Top of RECORDED INFORMATION
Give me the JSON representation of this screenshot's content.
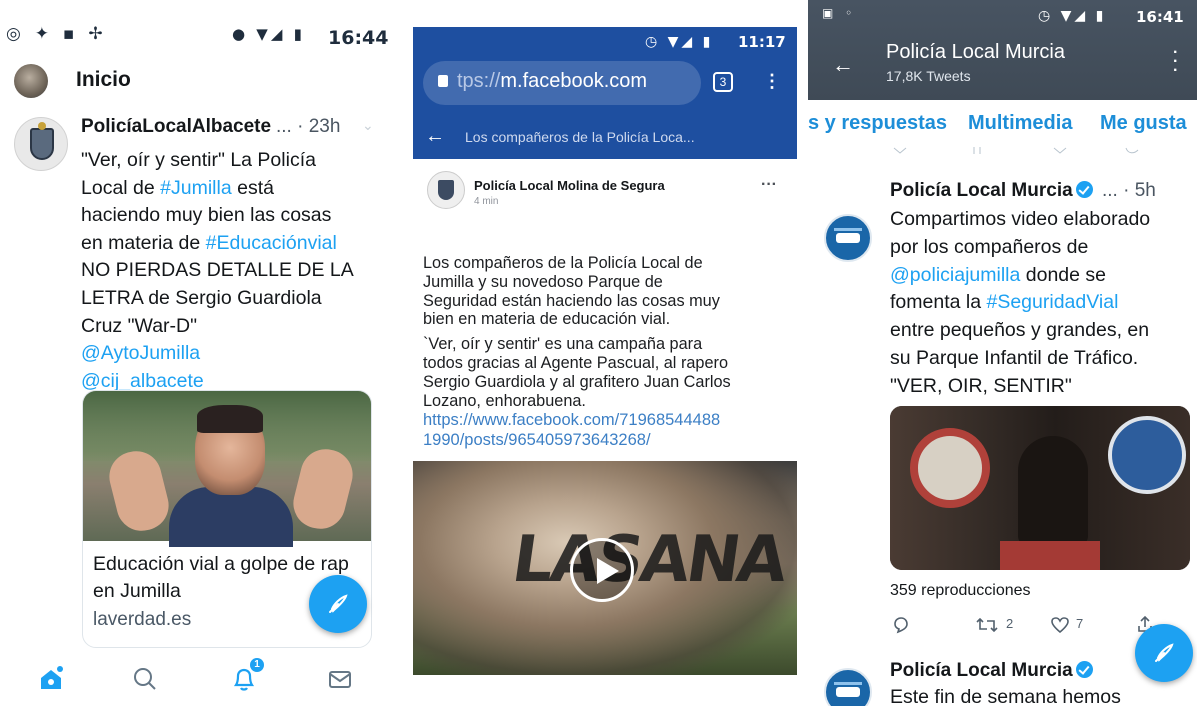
{
  "panel1": {
    "status_time": "16:44",
    "header_title": "Inicio",
    "tweet": {
      "author": "PolicíaLocalAlbacete",
      "meta": "... · 23h",
      "lines": [
        {
          "text": "\"Ver, oír y sentir\" La Policía"
        },
        {
          "pre": "Local de ",
          "link": "#Jumilla",
          "post": " está"
        },
        {
          "text": "haciendo muy bien las cosas"
        },
        {
          "pre": "en materia de ",
          "link": "#Educaciónvial",
          "post": ""
        },
        {
          "text": "NO PIERDAS DETALLE DE LA"
        },
        {
          "text": "LETRA de Sergio Guardiola"
        },
        {
          "text": "Cruz \"War-D\""
        },
        {
          "link": "@AytoJumilla"
        },
        {
          "link": "@cij_albacete"
        }
      ],
      "card_title": "Educación vial a golpe de rap en Jumilla",
      "card_source": "laverdad.es"
    },
    "nav_badge": "1"
  },
  "panel2": {
    "status_time": "11:17",
    "url_dim": "tps://",
    "url_main": "m.facebook.com",
    "tab_count": "3",
    "page_title": "Los compañeros de la Policía Loca...",
    "post": {
      "author": "Policía Local Molina de Segura",
      "time": "4 min",
      "lines1": [
        "Los compañeros de la Policía Local de",
        "Jumilla y su novedoso Parque de",
        "Seguridad están haciendo las cosas muy",
        "bien en materia de educación vial."
      ],
      "lines2": [
        "`Ver, oír y sentir' es una campaña para",
        "todos gracias al Agente Pascual, al rapero",
        "Sergio Guardiola y al grafitero Juan Carlos",
        "Lozano, enhorabuena."
      ],
      "link_lines": [
        "https://www.facebook.com/71968544488",
        "1990/posts/965405973643268/"
      ],
      "video_overlay_text": "LASANA"
    }
  },
  "panel3": {
    "status_time": "16:41",
    "profile_title": "Policía Local Murcia",
    "tweet_count": "17,8K Tweets",
    "tabs": [
      "s y respuestas",
      "Multimedia",
      "Me gusta"
    ],
    "tweet": {
      "author": "Policía Local Murcia",
      "meta": "... · 5h",
      "lines": [
        {
          "text": "Compartimos video elaborado"
        },
        {
          "text": "por los compañeros de"
        },
        {
          "pre": "",
          "link": "@policiajumilla",
          "post": "  donde se"
        },
        {
          "pre": "fomenta la ",
          "link": "#SeguridadVial",
          "post": ""
        },
        {
          "text": "entre pequeños y grandes, en"
        },
        {
          "text": "su  Parque Infantil de Tráfico."
        },
        {
          "text": "\"VER, OIR, SENTIR\""
        }
      ],
      "views": "359 reproducciones",
      "retweets": "2",
      "likes": "7"
    },
    "next_tweet": {
      "author": "Policía Local Murcia",
      "text": "Este fin de semana hemos"
    }
  }
}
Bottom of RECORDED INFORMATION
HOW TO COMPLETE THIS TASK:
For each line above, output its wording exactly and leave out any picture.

EXERCISE OUTPUT:
Give me the JSON representation of this screenshot's content.
{
  "panel1": {
    "status_time": "16:44",
    "header_title": "Inicio",
    "tweet": {
      "author": "PolicíaLocalAlbacete",
      "meta": "... · 23h",
      "lines": [
        {
          "text": "\"Ver, oír y sentir\" La Policía"
        },
        {
          "pre": "Local de ",
          "link": "#Jumilla",
          "post": " está"
        },
        {
          "text": "haciendo muy bien las cosas"
        },
        {
          "pre": "en materia de ",
          "link": "#Educaciónvial",
          "post": ""
        },
        {
          "text": "NO PIERDAS DETALLE DE LA"
        },
        {
          "text": "LETRA de Sergio Guardiola"
        },
        {
          "text": "Cruz \"War-D\""
        },
        {
          "link": "@AytoJumilla"
        },
        {
          "link": "@cij_albacete"
        }
      ],
      "card_title": "Educación vial a golpe de rap en Jumilla",
      "card_source": "laverdad.es"
    },
    "nav_badge": "1"
  },
  "panel2": {
    "status_time": "11:17",
    "url_dim": "tps://",
    "url_main": "m.facebook.com",
    "tab_count": "3",
    "page_title": "Los compañeros de la Policía Loca...",
    "post": {
      "author": "Policía Local Molina de Segura",
      "time": "4 min",
      "lines1": [
        "Los compañeros de la Policía Local de",
        "Jumilla y su novedoso Parque de",
        "Seguridad están haciendo las cosas muy",
        "bien en materia de educación vial."
      ],
      "lines2": [
        "`Ver, oír y sentir' es una campaña para",
        "todos gracias al Agente Pascual, al rapero",
        "Sergio Guardiola y al grafitero Juan Carlos",
        "Lozano, enhorabuena."
      ],
      "link_lines": [
        "https://www.facebook.com/71968544488",
        "1990/posts/965405973643268/"
      ],
      "video_overlay_text": "LASANA"
    }
  },
  "panel3": {
    "status_time": "16:41",
    "profile_title": "Policía Local Murcia",
    "tweet_count": "17,8K Tweets",
    "tabs": [
      "s y respuestas",
      "Multimedia",
      "Me gusta"
    ],
    "tweet": {
      "author": "Policía Local Murcia",
      "meta": "... · 5h",
      "lines": [
        {
          "text": "Compartimos video elaborado"
        },
        {
          "text": "por los compañeros de"
        },
        {
          "pre": "",
          "link": "@policiajumilla",
          "post": "  donde se"
        },
        {
          "pre": "fomenta la ",
          "link": "#SeguridadVial",
          "post": ""
        },
        {
          "text": "entre pequeños y grandes, en"
        },
        {
          "text": "su  Parque Infantil de Tráfico."
        },
        {
          "text": "\"VER, OIR, SENTIR\""
        }
      ],
      "views": "359 reproducciones",
      "retweets": "2",
      "likes": "7"
    },
    "next_tweet": {
      "author": "Policía Local Murcia",
      "text": "Este fin de semana hemos"
    }
  }
}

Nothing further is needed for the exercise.